• _Task objective_: Please return every line from the entries that has the string "label" in it.

*** Opening Input data ***

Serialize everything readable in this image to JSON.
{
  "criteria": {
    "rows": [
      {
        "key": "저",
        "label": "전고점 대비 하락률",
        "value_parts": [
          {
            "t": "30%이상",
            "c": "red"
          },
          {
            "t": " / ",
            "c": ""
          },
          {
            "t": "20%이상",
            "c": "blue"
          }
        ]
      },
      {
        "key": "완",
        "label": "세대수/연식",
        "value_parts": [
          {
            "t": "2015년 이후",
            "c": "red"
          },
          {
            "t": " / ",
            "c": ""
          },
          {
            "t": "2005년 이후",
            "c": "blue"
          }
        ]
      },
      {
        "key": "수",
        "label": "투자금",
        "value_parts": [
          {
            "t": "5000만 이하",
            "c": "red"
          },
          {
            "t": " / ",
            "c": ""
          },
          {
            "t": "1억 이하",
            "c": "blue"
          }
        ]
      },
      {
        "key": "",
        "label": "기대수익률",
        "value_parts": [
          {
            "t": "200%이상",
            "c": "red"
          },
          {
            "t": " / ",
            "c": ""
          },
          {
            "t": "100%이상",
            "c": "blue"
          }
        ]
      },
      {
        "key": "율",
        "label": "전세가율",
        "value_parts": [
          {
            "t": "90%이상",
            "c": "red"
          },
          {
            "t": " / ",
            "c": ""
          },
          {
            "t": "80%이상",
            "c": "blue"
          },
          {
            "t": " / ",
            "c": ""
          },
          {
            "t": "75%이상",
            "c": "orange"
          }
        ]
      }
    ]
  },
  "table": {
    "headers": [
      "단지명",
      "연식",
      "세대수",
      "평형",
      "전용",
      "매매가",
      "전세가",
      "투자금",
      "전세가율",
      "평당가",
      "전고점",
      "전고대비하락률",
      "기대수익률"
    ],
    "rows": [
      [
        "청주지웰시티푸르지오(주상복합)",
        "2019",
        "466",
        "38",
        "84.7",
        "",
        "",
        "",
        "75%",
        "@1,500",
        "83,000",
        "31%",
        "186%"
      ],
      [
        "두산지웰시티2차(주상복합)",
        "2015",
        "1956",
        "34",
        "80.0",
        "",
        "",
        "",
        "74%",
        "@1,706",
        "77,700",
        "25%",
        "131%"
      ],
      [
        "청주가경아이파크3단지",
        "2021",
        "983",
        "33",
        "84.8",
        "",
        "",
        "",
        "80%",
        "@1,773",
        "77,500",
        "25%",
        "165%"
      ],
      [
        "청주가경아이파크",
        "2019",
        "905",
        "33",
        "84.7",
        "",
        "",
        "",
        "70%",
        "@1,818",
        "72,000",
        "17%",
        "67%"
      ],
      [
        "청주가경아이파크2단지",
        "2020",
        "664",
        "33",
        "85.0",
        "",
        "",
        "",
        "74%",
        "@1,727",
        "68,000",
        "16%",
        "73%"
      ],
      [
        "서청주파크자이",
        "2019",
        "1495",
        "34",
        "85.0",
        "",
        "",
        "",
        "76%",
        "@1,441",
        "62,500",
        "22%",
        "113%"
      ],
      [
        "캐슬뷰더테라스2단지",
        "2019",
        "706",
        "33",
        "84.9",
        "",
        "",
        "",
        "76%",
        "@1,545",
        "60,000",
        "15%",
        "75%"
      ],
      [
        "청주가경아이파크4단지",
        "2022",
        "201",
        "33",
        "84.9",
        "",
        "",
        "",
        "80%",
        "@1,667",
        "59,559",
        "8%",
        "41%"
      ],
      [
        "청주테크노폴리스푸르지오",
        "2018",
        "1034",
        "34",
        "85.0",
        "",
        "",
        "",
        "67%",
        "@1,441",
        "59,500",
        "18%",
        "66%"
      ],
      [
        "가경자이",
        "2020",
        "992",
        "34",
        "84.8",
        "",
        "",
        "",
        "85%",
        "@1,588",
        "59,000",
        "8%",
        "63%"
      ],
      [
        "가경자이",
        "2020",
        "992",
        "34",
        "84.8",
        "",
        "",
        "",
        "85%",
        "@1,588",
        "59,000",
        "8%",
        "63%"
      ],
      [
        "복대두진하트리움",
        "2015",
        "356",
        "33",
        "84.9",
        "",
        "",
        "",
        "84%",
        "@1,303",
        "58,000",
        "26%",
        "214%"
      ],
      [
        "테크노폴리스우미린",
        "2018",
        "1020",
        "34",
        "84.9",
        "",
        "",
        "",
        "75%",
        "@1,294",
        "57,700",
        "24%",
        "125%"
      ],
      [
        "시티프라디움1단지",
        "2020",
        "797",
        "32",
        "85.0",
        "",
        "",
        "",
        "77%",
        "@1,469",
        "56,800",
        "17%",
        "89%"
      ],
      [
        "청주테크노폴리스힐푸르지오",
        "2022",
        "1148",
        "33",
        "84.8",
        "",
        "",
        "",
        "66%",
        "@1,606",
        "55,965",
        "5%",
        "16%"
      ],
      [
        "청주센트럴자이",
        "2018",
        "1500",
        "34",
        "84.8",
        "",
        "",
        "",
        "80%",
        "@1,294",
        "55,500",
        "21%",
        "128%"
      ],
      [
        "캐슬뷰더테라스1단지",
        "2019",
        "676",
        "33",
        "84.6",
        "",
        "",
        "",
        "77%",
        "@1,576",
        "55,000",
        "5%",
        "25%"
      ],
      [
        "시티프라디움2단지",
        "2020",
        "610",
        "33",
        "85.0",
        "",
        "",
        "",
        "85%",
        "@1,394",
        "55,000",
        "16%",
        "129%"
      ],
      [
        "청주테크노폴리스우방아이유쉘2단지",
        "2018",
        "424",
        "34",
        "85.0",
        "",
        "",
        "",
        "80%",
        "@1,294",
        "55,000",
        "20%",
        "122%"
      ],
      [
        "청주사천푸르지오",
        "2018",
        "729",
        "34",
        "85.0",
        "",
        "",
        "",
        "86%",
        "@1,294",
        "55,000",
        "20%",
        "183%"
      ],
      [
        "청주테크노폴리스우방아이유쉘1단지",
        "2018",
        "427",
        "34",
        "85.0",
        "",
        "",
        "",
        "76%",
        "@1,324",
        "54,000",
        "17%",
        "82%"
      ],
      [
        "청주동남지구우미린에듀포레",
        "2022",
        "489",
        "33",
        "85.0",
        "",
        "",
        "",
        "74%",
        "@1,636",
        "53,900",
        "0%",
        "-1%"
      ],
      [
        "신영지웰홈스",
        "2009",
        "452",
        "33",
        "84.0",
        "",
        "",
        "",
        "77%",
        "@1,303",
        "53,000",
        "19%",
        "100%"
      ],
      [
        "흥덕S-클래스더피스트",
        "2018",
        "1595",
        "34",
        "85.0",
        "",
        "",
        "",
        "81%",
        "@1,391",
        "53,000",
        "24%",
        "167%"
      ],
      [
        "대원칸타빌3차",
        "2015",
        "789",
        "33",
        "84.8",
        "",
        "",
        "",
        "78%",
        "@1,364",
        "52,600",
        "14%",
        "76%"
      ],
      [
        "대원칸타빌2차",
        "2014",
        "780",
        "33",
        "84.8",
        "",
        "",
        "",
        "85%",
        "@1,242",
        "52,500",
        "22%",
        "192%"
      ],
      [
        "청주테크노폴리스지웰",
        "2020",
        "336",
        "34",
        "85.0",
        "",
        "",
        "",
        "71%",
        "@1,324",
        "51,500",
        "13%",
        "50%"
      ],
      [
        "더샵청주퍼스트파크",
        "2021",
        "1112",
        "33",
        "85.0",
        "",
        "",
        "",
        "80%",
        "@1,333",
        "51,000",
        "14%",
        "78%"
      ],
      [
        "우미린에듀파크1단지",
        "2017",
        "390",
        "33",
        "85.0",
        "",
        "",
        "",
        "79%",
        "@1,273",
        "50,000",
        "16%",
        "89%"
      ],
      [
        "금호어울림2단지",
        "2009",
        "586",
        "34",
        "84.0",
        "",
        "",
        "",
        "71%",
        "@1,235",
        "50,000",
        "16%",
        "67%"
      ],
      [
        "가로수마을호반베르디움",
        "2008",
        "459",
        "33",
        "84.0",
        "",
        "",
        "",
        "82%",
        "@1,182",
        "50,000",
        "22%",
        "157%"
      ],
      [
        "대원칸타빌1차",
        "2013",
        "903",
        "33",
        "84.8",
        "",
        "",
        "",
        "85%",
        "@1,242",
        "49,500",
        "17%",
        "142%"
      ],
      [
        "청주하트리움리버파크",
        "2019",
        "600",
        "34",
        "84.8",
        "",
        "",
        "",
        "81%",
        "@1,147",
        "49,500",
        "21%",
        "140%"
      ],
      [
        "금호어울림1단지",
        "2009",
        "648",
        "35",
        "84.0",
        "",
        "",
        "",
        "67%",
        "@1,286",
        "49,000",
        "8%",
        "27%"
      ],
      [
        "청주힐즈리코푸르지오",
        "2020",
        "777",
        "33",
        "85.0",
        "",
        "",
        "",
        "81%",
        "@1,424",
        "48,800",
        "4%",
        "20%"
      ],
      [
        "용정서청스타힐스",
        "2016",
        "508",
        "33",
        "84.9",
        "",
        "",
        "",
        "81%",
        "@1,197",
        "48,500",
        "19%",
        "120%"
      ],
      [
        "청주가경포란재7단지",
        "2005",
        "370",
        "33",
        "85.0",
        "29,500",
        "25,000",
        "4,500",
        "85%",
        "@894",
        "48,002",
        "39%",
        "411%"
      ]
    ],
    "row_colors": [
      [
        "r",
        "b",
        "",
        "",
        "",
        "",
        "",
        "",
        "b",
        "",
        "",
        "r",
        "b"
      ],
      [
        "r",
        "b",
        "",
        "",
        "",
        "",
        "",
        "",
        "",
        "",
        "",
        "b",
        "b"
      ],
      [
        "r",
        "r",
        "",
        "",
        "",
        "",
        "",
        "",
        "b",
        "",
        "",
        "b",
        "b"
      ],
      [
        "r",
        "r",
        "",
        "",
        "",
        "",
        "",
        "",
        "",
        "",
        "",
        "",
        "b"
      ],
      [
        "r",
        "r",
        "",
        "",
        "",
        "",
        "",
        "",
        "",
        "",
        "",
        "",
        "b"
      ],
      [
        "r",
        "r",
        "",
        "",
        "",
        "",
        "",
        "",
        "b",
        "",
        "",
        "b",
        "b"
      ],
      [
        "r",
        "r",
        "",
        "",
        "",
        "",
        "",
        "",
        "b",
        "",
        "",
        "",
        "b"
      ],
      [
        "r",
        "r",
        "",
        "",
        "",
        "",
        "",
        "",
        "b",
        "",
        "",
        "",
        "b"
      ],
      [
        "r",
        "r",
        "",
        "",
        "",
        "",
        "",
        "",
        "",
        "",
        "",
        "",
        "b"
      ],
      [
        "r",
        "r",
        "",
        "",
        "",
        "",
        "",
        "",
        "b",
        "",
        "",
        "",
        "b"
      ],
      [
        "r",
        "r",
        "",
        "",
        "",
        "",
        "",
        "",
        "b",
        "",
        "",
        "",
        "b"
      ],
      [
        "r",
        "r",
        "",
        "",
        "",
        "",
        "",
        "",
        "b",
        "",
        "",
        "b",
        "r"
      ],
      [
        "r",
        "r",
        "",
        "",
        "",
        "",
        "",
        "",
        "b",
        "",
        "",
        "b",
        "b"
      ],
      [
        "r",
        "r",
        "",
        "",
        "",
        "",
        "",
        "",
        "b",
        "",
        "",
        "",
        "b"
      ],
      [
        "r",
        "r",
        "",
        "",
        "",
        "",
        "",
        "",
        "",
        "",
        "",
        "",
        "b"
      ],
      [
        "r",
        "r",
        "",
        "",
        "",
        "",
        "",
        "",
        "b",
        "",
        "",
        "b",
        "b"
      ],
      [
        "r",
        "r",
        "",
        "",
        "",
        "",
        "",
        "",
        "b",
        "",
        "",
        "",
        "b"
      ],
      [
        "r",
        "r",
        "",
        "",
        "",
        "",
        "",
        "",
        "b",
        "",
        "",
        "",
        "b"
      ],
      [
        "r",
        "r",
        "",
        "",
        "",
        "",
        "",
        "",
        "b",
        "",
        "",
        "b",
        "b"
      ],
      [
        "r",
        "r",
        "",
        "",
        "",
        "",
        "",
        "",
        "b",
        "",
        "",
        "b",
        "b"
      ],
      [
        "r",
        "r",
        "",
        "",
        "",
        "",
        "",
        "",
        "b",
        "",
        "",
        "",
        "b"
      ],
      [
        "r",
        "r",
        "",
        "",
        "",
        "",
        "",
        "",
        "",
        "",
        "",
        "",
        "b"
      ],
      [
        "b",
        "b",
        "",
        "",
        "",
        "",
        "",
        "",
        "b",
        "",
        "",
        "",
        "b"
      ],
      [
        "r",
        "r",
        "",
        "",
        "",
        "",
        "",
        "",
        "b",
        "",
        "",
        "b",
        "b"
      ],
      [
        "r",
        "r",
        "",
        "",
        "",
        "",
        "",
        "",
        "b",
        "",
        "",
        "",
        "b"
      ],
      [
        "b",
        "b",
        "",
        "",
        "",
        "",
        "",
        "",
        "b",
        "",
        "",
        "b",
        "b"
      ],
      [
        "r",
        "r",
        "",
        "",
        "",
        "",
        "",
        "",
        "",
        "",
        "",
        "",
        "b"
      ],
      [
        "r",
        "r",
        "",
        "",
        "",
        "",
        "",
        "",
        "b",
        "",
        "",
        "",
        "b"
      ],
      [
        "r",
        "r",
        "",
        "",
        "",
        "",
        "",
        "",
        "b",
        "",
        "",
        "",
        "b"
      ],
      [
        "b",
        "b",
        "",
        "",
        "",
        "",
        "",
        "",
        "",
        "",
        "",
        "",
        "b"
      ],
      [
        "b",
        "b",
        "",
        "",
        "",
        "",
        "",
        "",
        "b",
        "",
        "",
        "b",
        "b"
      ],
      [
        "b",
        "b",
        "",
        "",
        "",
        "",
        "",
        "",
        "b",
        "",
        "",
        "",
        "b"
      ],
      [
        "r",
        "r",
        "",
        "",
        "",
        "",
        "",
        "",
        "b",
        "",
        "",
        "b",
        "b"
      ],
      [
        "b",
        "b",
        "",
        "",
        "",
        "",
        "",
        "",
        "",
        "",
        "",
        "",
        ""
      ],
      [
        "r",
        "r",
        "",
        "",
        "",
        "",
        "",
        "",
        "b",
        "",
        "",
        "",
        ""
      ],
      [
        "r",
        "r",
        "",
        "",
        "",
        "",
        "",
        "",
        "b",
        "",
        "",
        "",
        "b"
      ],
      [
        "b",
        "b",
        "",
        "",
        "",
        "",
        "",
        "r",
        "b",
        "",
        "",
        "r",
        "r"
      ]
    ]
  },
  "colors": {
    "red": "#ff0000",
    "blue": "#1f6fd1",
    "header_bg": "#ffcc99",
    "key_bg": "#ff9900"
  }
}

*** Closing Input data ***

• _Answer to the problem_:
        "label": "전고점 대비 하락률",
        "label": "세대수/연식",
        "label": "투자금",
        "label": "기대수익률",
        "label": "전세가율",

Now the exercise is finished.